Apricot-Almond Cake

modified from "Vegan Cupcakes Take Over the World"


For the cake:
  • 1/3 c. canola (or vegetable) oil
  • 3/4 c. sugar
  • 1/4 c. yogurt (I normally use non-fat Greek yogurt, but any kind will work; to make the recipe vegan use soy yogurt)
  • 2/3 c. milk (any kind- skim, whole, soy, almond, rice, etc.)
  • 1 t. vanilla extract
  • 3 t. almond extract
  • 1 c. plus 2 T. all-purpose flour (sometimes I substitute 1/4 c. whole wheat pastry flour for the all-purpose white)
  • 1 1/2 t. baking powder
  • 1/2 t. salt
  • 1/3 c. almond meal
  • approx. 1/3 c. apricot preserves/jam, or to taste

Optional glaze:
  • 1/3 c. apricot preserves
  • 1 T. water
  • 1/3 c. sliced almonds (to garnish)
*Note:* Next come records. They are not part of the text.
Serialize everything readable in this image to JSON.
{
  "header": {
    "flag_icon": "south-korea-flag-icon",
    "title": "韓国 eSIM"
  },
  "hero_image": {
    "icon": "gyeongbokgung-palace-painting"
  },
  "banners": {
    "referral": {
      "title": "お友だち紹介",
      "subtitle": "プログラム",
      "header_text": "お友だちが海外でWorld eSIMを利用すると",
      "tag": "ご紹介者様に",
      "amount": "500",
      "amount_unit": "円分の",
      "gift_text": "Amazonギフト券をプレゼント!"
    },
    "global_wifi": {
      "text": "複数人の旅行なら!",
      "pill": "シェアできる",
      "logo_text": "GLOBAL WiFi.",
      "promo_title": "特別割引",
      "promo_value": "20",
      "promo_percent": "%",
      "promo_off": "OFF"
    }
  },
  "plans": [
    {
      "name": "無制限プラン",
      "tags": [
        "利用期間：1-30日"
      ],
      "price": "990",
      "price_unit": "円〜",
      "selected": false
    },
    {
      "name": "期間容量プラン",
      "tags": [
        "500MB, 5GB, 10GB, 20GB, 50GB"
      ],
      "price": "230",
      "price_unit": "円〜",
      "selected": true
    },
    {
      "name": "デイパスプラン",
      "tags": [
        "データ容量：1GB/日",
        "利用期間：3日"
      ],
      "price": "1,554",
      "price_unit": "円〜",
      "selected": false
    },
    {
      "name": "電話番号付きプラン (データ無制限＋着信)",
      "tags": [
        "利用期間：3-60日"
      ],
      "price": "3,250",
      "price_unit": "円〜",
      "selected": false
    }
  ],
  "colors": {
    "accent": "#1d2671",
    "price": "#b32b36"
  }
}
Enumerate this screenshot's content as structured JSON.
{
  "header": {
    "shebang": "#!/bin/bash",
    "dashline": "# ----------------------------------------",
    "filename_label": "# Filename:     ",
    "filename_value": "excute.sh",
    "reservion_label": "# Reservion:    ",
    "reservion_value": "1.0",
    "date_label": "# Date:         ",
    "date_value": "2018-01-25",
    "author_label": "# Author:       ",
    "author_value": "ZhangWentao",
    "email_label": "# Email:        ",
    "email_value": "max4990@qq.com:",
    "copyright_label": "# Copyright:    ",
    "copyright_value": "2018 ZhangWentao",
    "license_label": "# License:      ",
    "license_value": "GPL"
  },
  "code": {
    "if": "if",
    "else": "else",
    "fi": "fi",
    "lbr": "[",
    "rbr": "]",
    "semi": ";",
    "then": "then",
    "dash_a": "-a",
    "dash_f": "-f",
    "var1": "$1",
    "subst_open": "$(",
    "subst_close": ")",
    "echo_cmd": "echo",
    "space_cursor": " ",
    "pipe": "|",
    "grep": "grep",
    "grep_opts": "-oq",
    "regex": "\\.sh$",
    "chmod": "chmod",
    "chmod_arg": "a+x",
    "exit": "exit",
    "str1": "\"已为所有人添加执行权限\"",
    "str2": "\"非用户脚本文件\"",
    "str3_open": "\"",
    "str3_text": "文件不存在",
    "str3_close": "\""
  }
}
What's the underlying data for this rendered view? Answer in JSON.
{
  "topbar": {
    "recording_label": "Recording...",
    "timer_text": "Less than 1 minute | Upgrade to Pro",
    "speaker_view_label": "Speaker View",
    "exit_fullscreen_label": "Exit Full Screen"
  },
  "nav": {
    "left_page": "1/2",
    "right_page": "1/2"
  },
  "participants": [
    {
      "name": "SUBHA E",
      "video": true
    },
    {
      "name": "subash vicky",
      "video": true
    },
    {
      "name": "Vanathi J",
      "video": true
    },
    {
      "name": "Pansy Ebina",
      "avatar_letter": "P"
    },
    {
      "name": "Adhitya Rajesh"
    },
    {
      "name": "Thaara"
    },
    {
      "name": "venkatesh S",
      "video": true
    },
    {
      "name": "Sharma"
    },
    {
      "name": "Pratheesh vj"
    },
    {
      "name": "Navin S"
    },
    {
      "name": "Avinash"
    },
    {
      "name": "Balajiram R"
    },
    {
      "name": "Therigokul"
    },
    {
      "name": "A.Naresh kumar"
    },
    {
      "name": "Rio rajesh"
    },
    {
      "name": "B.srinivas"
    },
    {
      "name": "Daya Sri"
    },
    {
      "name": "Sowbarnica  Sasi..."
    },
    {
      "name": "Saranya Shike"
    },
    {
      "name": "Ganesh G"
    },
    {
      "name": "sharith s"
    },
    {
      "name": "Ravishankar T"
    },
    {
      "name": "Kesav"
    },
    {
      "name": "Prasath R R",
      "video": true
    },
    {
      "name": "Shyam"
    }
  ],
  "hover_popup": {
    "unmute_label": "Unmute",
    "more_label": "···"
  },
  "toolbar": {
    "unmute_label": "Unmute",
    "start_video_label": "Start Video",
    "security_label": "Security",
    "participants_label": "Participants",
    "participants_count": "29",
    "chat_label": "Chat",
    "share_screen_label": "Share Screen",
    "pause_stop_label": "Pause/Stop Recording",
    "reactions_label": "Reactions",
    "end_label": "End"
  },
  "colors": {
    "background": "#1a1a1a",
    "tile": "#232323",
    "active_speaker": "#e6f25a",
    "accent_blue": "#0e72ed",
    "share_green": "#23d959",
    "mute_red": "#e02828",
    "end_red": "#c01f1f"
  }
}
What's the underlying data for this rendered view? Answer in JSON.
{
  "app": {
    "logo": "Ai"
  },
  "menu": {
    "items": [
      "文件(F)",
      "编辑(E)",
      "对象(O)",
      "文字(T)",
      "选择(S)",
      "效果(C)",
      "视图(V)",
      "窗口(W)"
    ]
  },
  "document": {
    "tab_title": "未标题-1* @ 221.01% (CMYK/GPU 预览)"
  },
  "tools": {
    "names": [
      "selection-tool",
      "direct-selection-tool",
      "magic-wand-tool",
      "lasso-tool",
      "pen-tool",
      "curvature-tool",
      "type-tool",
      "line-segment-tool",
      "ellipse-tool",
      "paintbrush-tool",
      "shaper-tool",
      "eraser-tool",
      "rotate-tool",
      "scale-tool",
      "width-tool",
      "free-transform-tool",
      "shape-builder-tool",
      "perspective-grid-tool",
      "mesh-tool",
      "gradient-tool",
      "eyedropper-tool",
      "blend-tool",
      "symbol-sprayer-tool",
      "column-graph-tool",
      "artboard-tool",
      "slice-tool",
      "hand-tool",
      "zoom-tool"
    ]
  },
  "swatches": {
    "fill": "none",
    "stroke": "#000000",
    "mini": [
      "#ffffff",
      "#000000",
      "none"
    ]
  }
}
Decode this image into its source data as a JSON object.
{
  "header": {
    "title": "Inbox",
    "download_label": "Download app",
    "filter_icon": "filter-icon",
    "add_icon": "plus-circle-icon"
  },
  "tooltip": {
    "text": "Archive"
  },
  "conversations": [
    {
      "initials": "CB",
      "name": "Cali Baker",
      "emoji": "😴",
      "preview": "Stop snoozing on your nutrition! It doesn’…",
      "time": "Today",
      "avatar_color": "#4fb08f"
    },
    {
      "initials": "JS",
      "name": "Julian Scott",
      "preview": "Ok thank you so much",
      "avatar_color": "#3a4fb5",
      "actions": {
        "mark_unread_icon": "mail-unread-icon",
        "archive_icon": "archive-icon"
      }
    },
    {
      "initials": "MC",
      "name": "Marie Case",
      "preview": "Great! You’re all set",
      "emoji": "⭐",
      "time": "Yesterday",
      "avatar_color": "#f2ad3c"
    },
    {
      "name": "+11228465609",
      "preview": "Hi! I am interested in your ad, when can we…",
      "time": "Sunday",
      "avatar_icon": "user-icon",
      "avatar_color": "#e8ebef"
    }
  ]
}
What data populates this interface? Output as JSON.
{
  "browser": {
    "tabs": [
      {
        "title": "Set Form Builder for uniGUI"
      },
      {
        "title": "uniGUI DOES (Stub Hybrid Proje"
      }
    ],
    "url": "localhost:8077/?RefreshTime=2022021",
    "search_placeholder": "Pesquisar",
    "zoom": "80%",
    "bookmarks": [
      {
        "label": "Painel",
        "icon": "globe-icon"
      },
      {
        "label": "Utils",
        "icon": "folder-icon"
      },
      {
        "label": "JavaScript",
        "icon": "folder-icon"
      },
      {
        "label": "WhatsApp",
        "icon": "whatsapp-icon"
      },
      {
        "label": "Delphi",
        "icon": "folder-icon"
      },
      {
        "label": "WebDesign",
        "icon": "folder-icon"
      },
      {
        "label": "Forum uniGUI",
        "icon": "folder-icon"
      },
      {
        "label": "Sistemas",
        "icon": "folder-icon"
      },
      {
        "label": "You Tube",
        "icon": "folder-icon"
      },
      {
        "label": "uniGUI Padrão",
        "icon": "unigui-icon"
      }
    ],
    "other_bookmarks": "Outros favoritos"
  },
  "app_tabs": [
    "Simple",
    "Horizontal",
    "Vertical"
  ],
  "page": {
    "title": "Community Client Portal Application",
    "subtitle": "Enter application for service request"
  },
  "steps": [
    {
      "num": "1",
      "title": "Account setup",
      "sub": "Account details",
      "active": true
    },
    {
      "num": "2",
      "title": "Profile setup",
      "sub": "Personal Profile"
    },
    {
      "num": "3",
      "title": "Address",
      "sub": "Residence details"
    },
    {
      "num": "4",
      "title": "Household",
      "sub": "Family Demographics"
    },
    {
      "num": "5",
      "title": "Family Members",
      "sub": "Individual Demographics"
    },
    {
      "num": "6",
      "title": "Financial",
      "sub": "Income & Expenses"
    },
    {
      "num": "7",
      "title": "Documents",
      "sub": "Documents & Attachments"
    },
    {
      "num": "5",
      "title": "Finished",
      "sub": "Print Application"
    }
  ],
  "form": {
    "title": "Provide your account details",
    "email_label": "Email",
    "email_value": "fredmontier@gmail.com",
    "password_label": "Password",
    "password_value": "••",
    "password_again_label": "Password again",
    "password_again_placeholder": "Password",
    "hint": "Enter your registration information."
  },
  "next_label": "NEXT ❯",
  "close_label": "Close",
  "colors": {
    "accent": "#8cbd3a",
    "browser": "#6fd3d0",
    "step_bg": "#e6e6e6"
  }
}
  1. Preheat your oven to 350'F and grease a small approximately 8 x 4" baking pan. 
  2. In a bowl, mix oil, sugar, yogurt, milk, vanilla, and almond extract with a whisk.
  3. Add flour, baking powder, salt, and almond meal, and mix until just combined. 
  4. Pour batter into pan. 
  5. Scoop apricot preserves into a small dish and mix well to break up clumps. 
  6. Distribute small amounts of the preserves over the top of the cake. (I like to do this by making lines of preserves across the cake. Don't worry about having more preserves in some places than others- just do the best you can to evenly distribute it.)
  7. Cover the preserves as much as you can by swirling or scooping the surrounding batter over the preserves. Again, it doesn't have to be perfect!
  8. Put in the oven and bake for about 25 minutes. 
  9. The cake will be fairly dense and an inserted toothpick may not come out cleanly as the cake is filled with gooey preserves. If the top is golden brown and the center of the cake doesn't jiggle, it's done.
  10. You can either serve as it is, or cover with a glaze- if making the glaze, combine preserves and water in a small saucepan over medium heat.
  11. Bring to a boil, stirring often.
  12. Boil for about a minute, turn off the heat and stir for another 30 seconds or so, then remove from heat. There will be apricot clumps in the glaze- this is okay! 
  13. Pour the glaze over the cake and distribute with a pastry brush. 
  14. Finish by sprinkling with sliced almonds.
  15. Note: If you would like to make cupcakes (makes 12), pour batter into lined cupcake tins and put a small dollop (approx. 1 t.) preserves into the center of each cupcake, then cover with batter. Bake for the same time, and apply the glaze with a brush. 
  16. Serve and enjoy! 
Cupcake variation